The Canadian Real Estate Association has recently updated its forecast for home sales activity via the Multiple Listing Service (MLS) systems of Canadian real estate Boards and Associations in 2017 and 2018.
The update shows that the housing market flows continue to diverge considerably among regions along four main themes: British Columbia, the Greater Golden Horseshoe, oil and natural resource dependent provinces, and everywhere else.
Activity is showing recent signs of recovery from last year’s correction in some parts of British Columbia. This might be a sign in improvement of home buying.
In Ontario, there is evidence that housing market sentiment has similarly cooled after the provincial government has made some changes in the jousting policies in April 2017. There is a slowdown in home sales and price growth in the Greater Golden Horseshoe region.

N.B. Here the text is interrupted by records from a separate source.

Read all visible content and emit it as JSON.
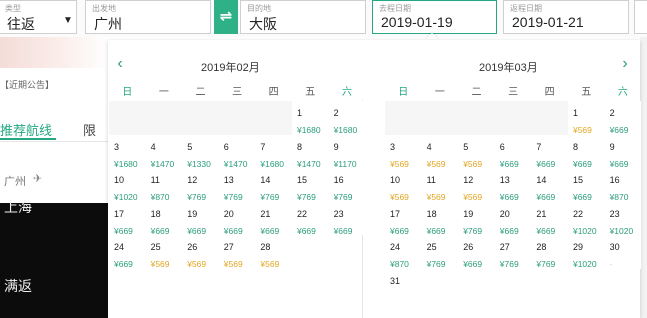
{
  "search": {
    "trip_type": {
      "label": "类型",
      "value": "往返"
    },
    "depart_city": {
      "label": "出发地",
      "value": "广州"
    },
    "arrive_city": {
      "label": "目的地",
      "value": "大阪"
    },
    "depart_date": {
      "label": "去程日期",
      "value": "2019-01-19"
    },
    "return_date": {
      "label": "返程日期",
      "value": "2019-01-21"
    },
    "swap_icon": "⇌",
    "caret_icon": "▼"
  },
  "left_page": {
    "notice": "【近期公告】",
    "tab_recommended": "推荐航线",
    "tab_other": "限",
    "route_from": "广州",
    "route_to": "上海",
    "route_type": "满返",
    "plane_icon": "✈"
  },
  "calendar": {
    "prev_icon": "‹",
    "next_icon": "›",
    "weekdays": [
      "日",
      "一",
      "二",
      "三",
      "四",
      "五",
      "六"
    ],
    "months": [
      {
        "title": "2019年02月",
        "lead_blanks": 5,
        "days": [
          {
            "d": "1",
            "p": "¥1680",
            "c": "n"
          },
          {
            "d": "2",
            "p": "¥1680",
            "c": "n"
          },
          {
            "d": "3",
            "p": "¥1680",
            "c": "n"
          },
          {
            "d": "4",
            "p": "¥1470",
            "c": "n"
          },
          {
            "d": "5",
            "p": "¥1330",
            "c": "n"
          },
          {
            "d": "6",
            "p": "¥1470",
            "c": "n"
          },
          {
            "d": "7",
            "p": "¥1680",
            "c": "n"
          },
          {
            "d": "8",
            "p": "¥1470",
            "c": "n"
          },
          {
            "d": "9",
            "p": "¥1170",
            "c": "n"
          },
          {
            "d": "10",
            "p": "¥1020",
            "c": "n"
          },
          {
            "d": "11",
            "p": "¥870",
            "c": "n"
          },
          {
            "d": "12",
            "p": "¥769",
            "c": "n"
          },
          {
            "d": "13",
            "p": "¥769",
            "c": "n"
          },
          {
            "d": "14",
            "p": "¥769",
            "c": "n"
          },
          {
            "d": "15",
            "p": "¥769",
            "c": "n"
          },
          {
            "d": "16",
            "p": "¥769",
            "c": "n"
          },
          {
            "d": "17",
            "p": "¥669",
            "c": "n"
          },
          {
            "d": "18",
            "p": "¥669",
            "c": "n"
          },
          {
            "d": "19",
            "p": "¥669",
            "c": "n"
          },
          {
            "d": "20",
            "p": "¥669",
            "c": "n"
          },
          {
            "d": "21",
            "p": "¥669",
            "c": "n"
          },
          {
            "d": "22",
            "p": "¥669",
            "c": "n"
          },
          {
            "d": "23",
            "p": "¥669",
            "c": "n"
          },
          {
            "d": "24",
            "p": "¥669",
            "c": "n"
          },
          {
            "d": "25",
            "p": "¥569",
            "c": "y"
          },
          {
            "d": "26",
            "p": "¥569",
            "c": "y"
          },
          {
            "d": "27",
            "p": "¥569",
            "c": "y"
          },
          {
            "d": "28",
            "p": "¥569",
            "c": "y"
          }
        ]
      },
      {
        "title": "2019年03月",
        "lead_blanks": 5,
        "days": [
          {
            "d": "1",
            "p": "¥569",
            "c": "y"
          },
          {
            "d": "2",
            "p": "¥669",
            "c": "n"
          },
          {
            "d": "3",
            "p": "¥569",
            "c": "y"
          },
          {
            "d": "4",
            "p": "¥569",
            "c": "y"
          },
          {
            "d": "5",
            "p": "¥569",
            "c": "y"
          },
          {
            "d": "6",
            "p": "¥669",
            "c": "n"
          },
          {
            "d": "7",
            "p": "¥669",
            "c": "n"
          },
          {
            "d": "8",
            "p": "¥669",
            "c": "n"
          },
          {
            "d": "9",
            "p": "¥669",
            "c": "n"
          },
          {
            "d": "10",
            "p": "¥569",
            "c": "y"
          },
          {
            "d": "11",
            "p": "¥569",
            "c": "y"
          },
          {
            "d": "12",
            "p": "¥569",
            "c": "y"
          },
          {
            "d": "13",
            "p": "¥669",
            "c": "n"
          },
          {
            "d": "14",
            "p": "¥669",
            "c": "n"
          },
          {
            "d": "15",
            "p": "¥669",
            "c": "n"
          },
          {
            "d": "16",
            "p": "¥870",
            "c": "n"
          },
          {
            "d": "17",
            "p": "¥669",
            "c": "n"
          },
          {
            "d": "18",
            "p": "¥669",
            "c": "n"
          },
          {
            "d": "19",
            "p": "¥769",
            "c": "n"
          },
          {
            "d": "20",
            "p": "¥669",
            "c": "n"
          },
          {
            "d": "21",
            "p": "¥669",
            "c": "n"
          },
          {
            "d": "22",
            "p": "¥1020",
            "c": "n"
          },
          {
            "d": "23",
            "p": "¥1020",
            "c": "n"
          },
          {
            "d": "24",
            "p": "¥870",
            "c": "n"
          },
          {
            "d": "25",
            "p": "¥769",
            "c": "n"
          },
          {
            "d": "26",
            "p": "¥669",
            "c": "n"
          },
          {
            "d": "27",
            "p": "¥769",
            "c": "n"
          },
          {
            "d": "28",
            "p": "¥769",
            "c": "n"
          },
          {
            "d": "29",
            "p": "¥1020",
            "c": "n"
          },
          {
            "d": "30",
            "p": "-",
            "c": "m"
          },
          {
            "d": "31",
            "p": "",
            "c": "n"
          }
        ]
      }
    ]
  },
  "colors": {
    "accent": "#24a782",
    "cheap": "#e3a621",
    "price": "#2b9d7c"
  }
}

In Alberta, Saskatchewan and Newfoundland and Labrador, activity is still running at lower levels and supply remains elevated. The resultant is a seemingly softer price trend in the two western provinces and more pronounced price declines in Newfoundland and Labrador. Still activity in Alberta has firmed up compared to the low reached in early 2016 and the balance between supply and demand in the province has been tightening. By comparison, the balance between supply and demand in Saskatchewan and Newfoundland is increasingly favoring buyers.
In Manitoba, Northern and Eastern Ontario, Quebec, New Brunswick, Nova Scotia and Prince Edward Island, housing markets had a breakout year in 2016 at different degrees, with increasing sales pulling down previously elevated levels of supply. So far this year, more balanced market conditions have remained in all these regions.

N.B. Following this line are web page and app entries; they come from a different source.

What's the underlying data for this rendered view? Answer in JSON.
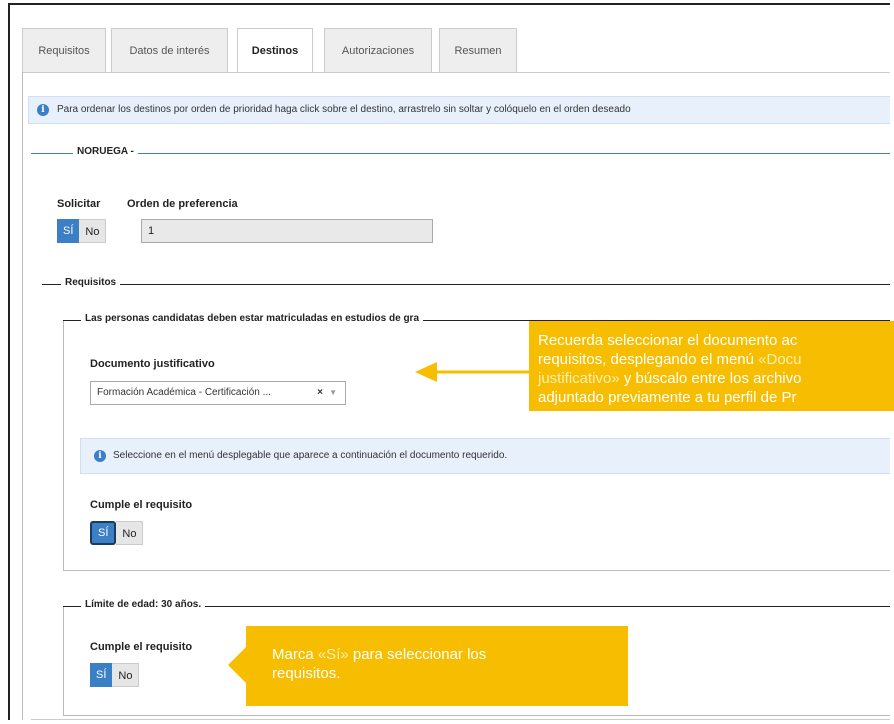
{
  "tabs": [
    {
      "label": "Requisitos",
      "active": false
    },
    {
      "label": "Datos de interés",
      "active": false
    },
    {
      "label": "Destinos",
      "active": true
    },
    {
      "label": "Autorizaciones",
      "active": false
    },
    {
      "label": "Resumen",
      "active": false
    }
  ],
  "info_banner": {
    "icon": "info-icon",
    "text": "Para ordenar los destinos por orden de prioridad haga click sobre el destino, arrastrelo sin soltar y colóquelo en el orden deseado"
  },
  "destination": {
    "name": "NORUEGA -",
    "solicitar_label": "Solicitar",
    "yes": "SÍ",
    "no": "No",
    "orden_label": "Orden de preferencia",
    "orden_value": "1"
  },
  "requisitos": {
    "legend": "Requisitos",
    "req1": {
      "legend": "Las personas candidatas deben estar matriculadas en estudios de gra",
      "doc_label": "Documento justificativo",
      "doc_value": "Formación Académica - Certificación ...",
      "clear_glyph": "×",
      "arrow_glyph": "▼",
      "info_text": "Seleccione en el menú desplegable que aparece a continuación el documento requerido.",
      "cumple_label": "Cumple el requisito",
      "yes": "SÍ",
      "no": "No"
    },
    "req2": {
      "legend": "Límite de edad: 30 años.",
      "cumple_label": "Cumple el requisito",
      "yes": "SÍ",
      "no": "No"
    }
  },
  "callouts": {
    "top": {
      "line1": "Recuerda seleccionar el documento ac",
      "line2a": "requisitos, desplegando el menú ",
      "line2b": "«Docu",
      "line3a": "justificativo»",
      "line3b": " y búscalo entre los archivo",
      "line4": "adjuntado previamente a tu perfil de Pr"
    },
    "bottom": {
      "line1a": "Marca ",
      "line1b": "«Sí»",
      "line1c": " para seleccionar los",
      "line2": "requisitos."
    }
  },
  "colors": {
    "accent": "#3b7fc4",
    "callout": "#f7bd00"
  }
}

At a national level, sales activity is forecast to decline by 1.5% to 527400 units in 2017.
British Columbia sales are forecast to decline in 2017 compared to the 2016 record (-9%), as well as Newfoundland and Labrador (-11.7%). Provinces like Saskatchewan, Ontario and Prince Edward Island are set to experience small declines: -4.4%, 2.1%, 5.3% respectively.
Alberta on the other hand is forecast to experience the largest increase in activity in 2017 (+10.2%). But still, sales will be below its 10-year average.
Activity in Quebec and New Brunswick is projected to increase (+3.6% and +1.9%), while little changes from last year’s levels will be seen in Manitoba (+0.3%) and Nova Scotia (-0.4%).
National sales in 2018 are forecast to number 523000 units, representing a decline of 0.8% compared to the 2017 forecast. This annual decline is mostly expected to derive from fewer sales in British Columbia and Ontario after expected interest rate increases later in the year.